Continue Reading SC Holds that Income from SARs is Taxed as Capital Gains Only

Taxation of international digital transactions has been a perplexing issue. As per the international tax rules, where an enterprise is a resident in one state with income originating in another state (source country), international tax rules provide that the source country will have the taxing rights over such income only if it is established that the enterprise has a permanent establishment (PE) in the source country. Thus, for the source country to be able to tax profits arising from the digital economy, some physical presence of the non-resident enterprise is required in the source state.

However, today a non-resident can carry out a large amount of internet transactions in the source state without having any significant physical presence there. A website can be launched from anywhere and made available to users anywhere in the world. There is no central point, or physical location, for such a transaction and thus, it may not fall within any country’s jurisdiction for taxation purposes.

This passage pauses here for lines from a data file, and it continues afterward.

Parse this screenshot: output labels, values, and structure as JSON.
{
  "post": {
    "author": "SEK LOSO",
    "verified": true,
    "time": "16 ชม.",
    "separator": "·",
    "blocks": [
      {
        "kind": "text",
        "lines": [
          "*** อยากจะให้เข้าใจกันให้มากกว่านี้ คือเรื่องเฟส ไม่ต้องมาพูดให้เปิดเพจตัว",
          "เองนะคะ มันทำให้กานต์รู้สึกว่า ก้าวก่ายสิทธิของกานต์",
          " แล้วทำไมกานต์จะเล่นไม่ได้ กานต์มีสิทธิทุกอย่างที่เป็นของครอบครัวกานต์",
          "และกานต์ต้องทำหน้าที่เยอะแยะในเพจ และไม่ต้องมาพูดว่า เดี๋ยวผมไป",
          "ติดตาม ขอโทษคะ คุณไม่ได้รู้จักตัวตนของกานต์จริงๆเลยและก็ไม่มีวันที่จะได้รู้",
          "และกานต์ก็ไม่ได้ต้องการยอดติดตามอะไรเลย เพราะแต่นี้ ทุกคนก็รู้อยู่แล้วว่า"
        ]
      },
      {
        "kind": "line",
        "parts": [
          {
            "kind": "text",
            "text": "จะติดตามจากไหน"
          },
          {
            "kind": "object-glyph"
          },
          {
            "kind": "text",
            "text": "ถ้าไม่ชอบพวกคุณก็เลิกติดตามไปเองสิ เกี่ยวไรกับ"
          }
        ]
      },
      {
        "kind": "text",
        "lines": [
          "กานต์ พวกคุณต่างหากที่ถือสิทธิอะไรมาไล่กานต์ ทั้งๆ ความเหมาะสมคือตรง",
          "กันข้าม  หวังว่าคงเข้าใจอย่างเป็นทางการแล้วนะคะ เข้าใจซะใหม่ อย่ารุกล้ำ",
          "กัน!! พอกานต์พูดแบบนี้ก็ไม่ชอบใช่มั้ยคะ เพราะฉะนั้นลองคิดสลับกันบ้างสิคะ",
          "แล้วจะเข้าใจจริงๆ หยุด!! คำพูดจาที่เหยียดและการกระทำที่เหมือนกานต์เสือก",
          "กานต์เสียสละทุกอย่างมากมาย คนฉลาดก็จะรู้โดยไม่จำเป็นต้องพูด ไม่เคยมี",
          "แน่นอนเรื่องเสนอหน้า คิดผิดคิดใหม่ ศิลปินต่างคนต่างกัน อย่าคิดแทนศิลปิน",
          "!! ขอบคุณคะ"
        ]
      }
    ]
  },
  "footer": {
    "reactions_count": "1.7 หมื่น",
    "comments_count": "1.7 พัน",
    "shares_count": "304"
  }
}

This opens up two possibilities: double taxation or non-taxation. The concerned people could be even further creative, and actually set up an online business at a place where none of the founders / promoters are present, thereby making it even more difficult to tax them.

Continue Reading Taxing the Digital Economy: The Rule of ‘Significant Economic Presence’

Published here is Part II, the concluding section, of our blog piece on the key amendments proposed under Budget 2018 to the Income Tax Act. You can view Part I here. We hope you enjoy reading this as much as we have enjoyed putting this together.


  • Amendments in Relation to Income Computation Disclosure Standards (ICDS): Recently, the Delhi High Court had held that some provisions of the ICDS are unconstitutional for want of legislative backing and their variance from applicable judicial precedents. In order to provide a requisite legislative framework for ICDS, the Budget now proposes to make various amendments in the provisions of the IT Act, pertaining to the deduction of marked to market losses computed in accordance with ICDS, for treating the gains or losses, computed in accordance with ICDS, as income or loss and to provide for a method of valuations in cases of inventory, goods, services and securities, etc.
  • Facilitating Measures for Companies under Insolvency Proceedings:
    • Relief from MAT: The Budget proposes to provide MAT relief for companies whose application for a corporate insolvency resolution process under the Insolvency and Bankruptcy Code, 2016 (IBC) has been admitted by the Adjudicating Authority. Accordingly, the aggregate amount of unabsorbed depreciation and loss brought forward shall be allowed to be reduced from the book profit to determine MAT.
    • Benefit of carry forward and set off of losses: The provisions of section 79 of the IT Act relating to carry forward and set off losses would not apply to companies whose resolution plan has been approved under the IBC.

Continue Reading First Impressions of the Budget 2018: Income Tax Act – Part II

This is the first post in the our new blog series on the Budget 2018. This is a two-part piece on the amendments proposed under this Budget to the Income Tax Act; published here is Part I. We hope you enjoy reading this as much as we have enjoyed putting this together.


On 1st February, 2018, the Finance Minister Mr. Arun Jaitley presented the last full-year Union Budget before the 2019 Lok Sabha elections. It was delivered against a backdrop of economic slowdown caused by demonetisation in November, 2016 and the implementation of Goods and Services Tax (GST) legislations. The Budget focuses on strengthening agriculture and the rural economy, providing social security benefits and infrastructure creation.

The Finance Minister stated that the Indian economy is reviving and predicted that its Gross Domestic Product will rise to 7-7.5% in 2018-19, and that India is expected to become one of the world’s fastest and largest economies.

In the paragraphs below, we present a snapshot of some of the proposed amendments to the Income Tax Act, 1961 (IT Act) presented in this Budget:

Continue Reading First Impressions of the Budget 2018: Income Tax Act – Part I